6 great new smart toys this year for cool kids – whatever their age
A smartwatch that keeps youngsters connected, a robotic toy that teaches girls to code, a child-sized intelligent drone and DIY robot among clever offerings
If grown adults will queue for hours, even days, for a smartphone release – despite there being billions of phones already in existence in the world – it’s clear that the novelty of a new connected device hasn’t worn off.
So who can blame children for getting excited about the tech designed for them, which is engineered not only for fun, but also as a learning tool.
Here we take a look at five of the latest – and greatest – smart toys that have just been launched, or will be launching this year, for the cool kids, whatever their age.
First, let’s be clear. Girls can still play with dolls, although not the way you’ve ever seen them before. SmartGurlz, a new line of robotic toys that teaches girls to code, puts paid to the worry of stereotyping.
Robotics aficionado Sharmi Albrechtsen founded the company after she became frustrated trying to find educational but fun toys for her daughter.
She conceived the idea to engage girls in design, robotics and how to programme a computer using their mobile phones and tablets.
“Many girls’ toys lag behind in the development of spatial skills, hands-on problem solving skills, and confidence with technology,” Albrechtsen says.
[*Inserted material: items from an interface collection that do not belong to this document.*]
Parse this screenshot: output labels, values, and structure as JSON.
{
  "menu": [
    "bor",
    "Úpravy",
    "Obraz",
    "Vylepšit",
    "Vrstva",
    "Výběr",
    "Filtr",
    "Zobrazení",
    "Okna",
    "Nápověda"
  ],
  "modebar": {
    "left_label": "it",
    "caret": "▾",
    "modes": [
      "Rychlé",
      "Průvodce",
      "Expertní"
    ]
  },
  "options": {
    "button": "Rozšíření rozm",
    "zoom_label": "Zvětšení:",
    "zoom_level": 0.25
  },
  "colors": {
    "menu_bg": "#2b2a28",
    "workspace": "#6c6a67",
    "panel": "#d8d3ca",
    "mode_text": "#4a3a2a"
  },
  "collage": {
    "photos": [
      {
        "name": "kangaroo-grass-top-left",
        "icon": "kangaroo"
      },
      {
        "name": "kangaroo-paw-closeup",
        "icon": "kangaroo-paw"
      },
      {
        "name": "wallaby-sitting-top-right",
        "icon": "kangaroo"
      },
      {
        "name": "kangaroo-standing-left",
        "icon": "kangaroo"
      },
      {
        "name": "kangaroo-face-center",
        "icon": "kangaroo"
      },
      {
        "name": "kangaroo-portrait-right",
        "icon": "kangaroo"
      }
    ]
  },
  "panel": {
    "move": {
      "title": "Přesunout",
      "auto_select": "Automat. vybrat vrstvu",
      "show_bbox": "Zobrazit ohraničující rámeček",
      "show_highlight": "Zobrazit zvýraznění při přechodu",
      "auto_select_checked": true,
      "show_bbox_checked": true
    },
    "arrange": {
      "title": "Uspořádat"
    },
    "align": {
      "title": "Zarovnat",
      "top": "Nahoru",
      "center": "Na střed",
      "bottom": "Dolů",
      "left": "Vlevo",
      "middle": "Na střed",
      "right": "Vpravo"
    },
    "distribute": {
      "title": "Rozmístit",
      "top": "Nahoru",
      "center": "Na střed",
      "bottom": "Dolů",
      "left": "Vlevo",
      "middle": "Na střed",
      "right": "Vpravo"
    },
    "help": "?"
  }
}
“These are the skills that SmartGurlz aims to develop ... by modernising doll play to reflect the changing times.”
The result is a series of mini-drones shaped like fashionable Italian scooters and Segway-like vehicles that are self-balancing, driven by an app, and can be coded using the brand’s own coding platform, SugarCoded.
Books with digital elements such as an e-learning platform that teaches basic coding are included in the range.
Launched in December, SmartGurlz is available now on Amazon.
Drones are fun for everyone, but in the hands of children, educators say the skills learned to achieve successful flight accelerate STEM (Science, Technology, Engineering and Mathematics) learning.
To that end, Shenzhen-based drone start-up Ryze Tech launched a child-sized intelligent toy drone, called the Tello late last month.
Weighing about 80 grams (0.177 pound), with a body the size of a smartwatch and bearing advanced stabilisation technology, the drone is easily controlled by small hands.
Its on-board HD camera and Intel Movidius Myriad 2 VPU (video processing unit) enable the young pilot to clearly see the world around them in real time.
Remi-El-Ouazzane, vice-president and general manager of Intel’s New Technologies Group, says: “This is just the beginning of a promising toy market featuring robotics, AI [artificial intelligence] and computer vision technologies.”
With safety in mind, the Tello also comes with flexible propellers, propeller guards and a collision detection system.
Robotics toy company Sphero keeps increasing the educational quotient of its connected robots, including SPRK+, an innovation already used in schools around the world to teach robotics and computer programming.
The company says that the latest version, due for release later this year, will build on its evolving platform of teaching skills for the future under the disguise of play.
The smart toy portfolio of Sphero, a US company with an office and research and development facilities in Hong Kong, also includes the BB-8 droid, its bestselling S tar Wars BB-8 app-controlled robot.
4. Misty I Developer Edition
Another company, Misty Robotics, is hoping to capture the imagination of would-be developers and inventors with last month’s launch of the Misty I Developer Edition, a DIY robot with software tools, The company will begin shipping the US$1,499 robot this month.
Misty Robotics says it hopes it will “help create useful skills for the next generation robot, Misty II, coming later in 2018”.
5. dokiWatch S
Meanwhile, Hong Kong company Doki Technologies has launched a smartwatch designed to keep connected children entertained and informed, while also maintaining a reassuring linkage to their parents.
The dokiWatch S is the company’s next-generation flagship product, and the first to feature video calling capabilities.
So while they can call home at any time from this stylish wearable, dokiAsk, an integrated virtual assistant, develops children’s early interaction with AI.
It also encourages curiosity: from mathematics or science to everyday questions, Alexa stands by ready to help satisfy inquiring minds.
Children can save their photos and selfies on the watch, and parents can use its scheduler tool to manage daily routines such as classes, activities and bedtime, hence teaching time management to
young ones aged six to 12.
6. ‘Starlink: Battle for Atlas’
And in case you’re wondering if game consoles are still cool, take a look at the new game, Starlink: Battle for Atlas, slated for worldwide release in the US this autumn.
Developed by Ubisoft for Nintendo Switch, Xbox One and PlayStation, the game launches players into a thrilling, interplanetary adventure where the mission includes finding allies among the alien characters, helping to repair the ship, and joining the search for the captain. Epic!